In 1923 he was employed as an assistant to Professor Carl Neuberg at the Kaiser Wilhelm Institute for Experimental Therapy and Biochemistry, Berlin. Gottschalk married Elisabeth Bertha Maria Orgler on 1 August that year in Berlin. Three years later he was appointed director of the biochemistry department at the general hospital, Szczecin, but was forced to relinquish the post in 1934 because of political upheavals in Nazi Germany. (Originally Jewish, he and his family had converted to Catholicism.) After practising medicine privately, in 1939 Gottschalk left Germany with his wife and son; they travelled to Liverpool, England, and thence to Melbourne. His wife left him in 1950.
From 1939 to 1959 Gottschalk worked as a biochemist at the Walter and Eliza Hall Institute, initially on the biochemistry of yeast and from 1947 with (Sir) Macfarlane Burnet in investigating the enzymic activities of influenza virus. Having shown that the viral 'receptor-destroying enzyme' was a neuraminidase, Gottschalk began a study of glycoproteins, on which he became a world authority. He edited Glycoproteins. Their Composition, Structure and Function (Amsterdam, 1966). In 1942-48 he had also taught at the Melbourne Technical College. Naturalized in 1945, he was registered as a medical practitioner in Victoria next year. At the University of Melbourne (D.Sc., 1949), he was awarded the David Syme research prize in 1951. That year he was elected a fellow of the Royal Institute of Chemistry, London, and of the Royal Australian Chemical Institute whose H. G. Smith medal he won in 1954. A fellow (1954) of the Australian Academy of Science, he served as secretary (1954-58) of its Victorian group.
On his retirement in 1959, Gottschalk moved to the John Curtin School of Medical Research, Australian National University, Canberra, and continued active benchwork until 1963 when he returned to Germany. He became a guest professor and foreign scientific member (from 1968) at the Max Planck Institute for Virus Research, Tübingen, where he continued to work on glycoprotein biochemistry. The University of Münster awarded him an honorary M.D. in 1969. Gottschalk's scientific work was characterized by his dedication, and by his meticulous attention to detail in the design and execution of experiments and in their description for publication. He insisted on the same standards in his assistants and students; some found his close supervision difficult to tolerate. Outside the laboratory, he was a man of broad interests and interesting conversation, with a subtle sense of humour and a great fund of anecdotes.

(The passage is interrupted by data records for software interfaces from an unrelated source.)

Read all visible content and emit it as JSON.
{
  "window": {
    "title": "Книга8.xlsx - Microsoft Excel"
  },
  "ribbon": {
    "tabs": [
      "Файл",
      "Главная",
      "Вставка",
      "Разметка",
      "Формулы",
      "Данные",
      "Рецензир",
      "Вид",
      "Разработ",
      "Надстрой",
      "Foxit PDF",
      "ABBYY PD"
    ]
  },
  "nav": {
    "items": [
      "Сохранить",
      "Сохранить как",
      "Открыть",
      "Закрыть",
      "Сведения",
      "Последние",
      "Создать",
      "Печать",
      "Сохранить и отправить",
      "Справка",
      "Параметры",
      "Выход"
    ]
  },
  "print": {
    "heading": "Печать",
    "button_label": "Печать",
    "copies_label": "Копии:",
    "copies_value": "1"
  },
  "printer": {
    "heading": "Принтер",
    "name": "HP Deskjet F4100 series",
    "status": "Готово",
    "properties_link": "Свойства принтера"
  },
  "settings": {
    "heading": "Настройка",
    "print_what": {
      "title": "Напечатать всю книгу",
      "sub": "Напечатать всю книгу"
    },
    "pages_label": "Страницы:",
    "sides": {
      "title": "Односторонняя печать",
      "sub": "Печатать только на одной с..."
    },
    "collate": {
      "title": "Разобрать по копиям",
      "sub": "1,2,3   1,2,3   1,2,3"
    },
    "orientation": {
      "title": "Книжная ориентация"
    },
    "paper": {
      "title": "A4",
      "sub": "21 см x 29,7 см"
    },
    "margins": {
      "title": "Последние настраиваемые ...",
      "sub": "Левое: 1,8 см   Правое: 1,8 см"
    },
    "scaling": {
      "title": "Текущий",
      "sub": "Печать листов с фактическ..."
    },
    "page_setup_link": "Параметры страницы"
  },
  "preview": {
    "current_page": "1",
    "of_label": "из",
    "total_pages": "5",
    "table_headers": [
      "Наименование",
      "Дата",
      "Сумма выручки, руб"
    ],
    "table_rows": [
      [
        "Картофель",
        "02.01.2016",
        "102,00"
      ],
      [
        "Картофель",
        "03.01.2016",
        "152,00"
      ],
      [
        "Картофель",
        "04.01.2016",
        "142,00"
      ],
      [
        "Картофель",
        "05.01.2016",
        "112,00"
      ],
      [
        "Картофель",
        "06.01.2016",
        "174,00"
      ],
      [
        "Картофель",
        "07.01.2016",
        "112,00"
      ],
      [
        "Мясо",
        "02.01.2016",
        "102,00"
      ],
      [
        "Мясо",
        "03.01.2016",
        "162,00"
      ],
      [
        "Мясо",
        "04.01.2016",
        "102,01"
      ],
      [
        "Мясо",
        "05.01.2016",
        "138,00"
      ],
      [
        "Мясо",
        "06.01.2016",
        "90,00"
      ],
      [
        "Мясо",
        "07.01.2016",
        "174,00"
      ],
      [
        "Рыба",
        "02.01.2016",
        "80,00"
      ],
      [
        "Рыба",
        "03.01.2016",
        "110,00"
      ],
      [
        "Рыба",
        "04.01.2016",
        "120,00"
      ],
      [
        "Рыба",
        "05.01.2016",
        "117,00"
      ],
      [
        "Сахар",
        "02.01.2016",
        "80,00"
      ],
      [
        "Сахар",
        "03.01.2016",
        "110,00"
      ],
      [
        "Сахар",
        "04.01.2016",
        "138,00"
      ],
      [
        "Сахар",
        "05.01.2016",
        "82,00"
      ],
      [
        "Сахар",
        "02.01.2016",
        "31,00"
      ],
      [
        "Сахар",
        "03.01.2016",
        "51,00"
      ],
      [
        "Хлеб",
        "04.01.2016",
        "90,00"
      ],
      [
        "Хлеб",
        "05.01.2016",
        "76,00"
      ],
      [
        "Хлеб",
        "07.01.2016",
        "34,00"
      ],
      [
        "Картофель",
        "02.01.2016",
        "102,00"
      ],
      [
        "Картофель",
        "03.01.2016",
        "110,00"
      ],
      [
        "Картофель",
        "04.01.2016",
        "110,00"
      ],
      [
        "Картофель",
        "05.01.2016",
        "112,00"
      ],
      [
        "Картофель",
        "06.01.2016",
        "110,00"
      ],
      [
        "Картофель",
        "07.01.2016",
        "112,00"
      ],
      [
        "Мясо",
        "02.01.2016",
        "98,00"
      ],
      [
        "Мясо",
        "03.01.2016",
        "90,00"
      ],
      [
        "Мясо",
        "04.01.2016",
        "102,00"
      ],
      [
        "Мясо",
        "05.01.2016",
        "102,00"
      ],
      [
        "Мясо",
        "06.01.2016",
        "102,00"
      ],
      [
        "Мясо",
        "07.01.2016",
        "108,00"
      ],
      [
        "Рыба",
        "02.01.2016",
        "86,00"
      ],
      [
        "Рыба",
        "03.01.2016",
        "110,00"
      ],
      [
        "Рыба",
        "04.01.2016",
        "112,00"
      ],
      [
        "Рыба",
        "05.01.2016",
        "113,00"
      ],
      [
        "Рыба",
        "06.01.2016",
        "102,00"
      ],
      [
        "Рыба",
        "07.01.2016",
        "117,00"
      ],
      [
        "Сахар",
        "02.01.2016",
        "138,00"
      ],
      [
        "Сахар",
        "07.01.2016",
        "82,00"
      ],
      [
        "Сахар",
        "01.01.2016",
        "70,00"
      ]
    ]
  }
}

Survived by his son, Gottschalk died on 4 October 1973 at Tübingen and was buried there. His scientific publications comprise 216 papers and four books. He is commemorated by the Gottschalk medal, awarded annually by the Australian Academy of Science.
Frank Fenner, 'Gottschalk, Alfred (1894–1973)', Australian Dictionary of Biography, National Centre of Biography, Australian National University, http://adb.anu.edu.au/biography/gottschalk-alfred-10336/text18297, accessed 12 December 2013.
This article was first published in hardcopy in Australian Dictionary of Biography, Volume 14, (MUP), 1996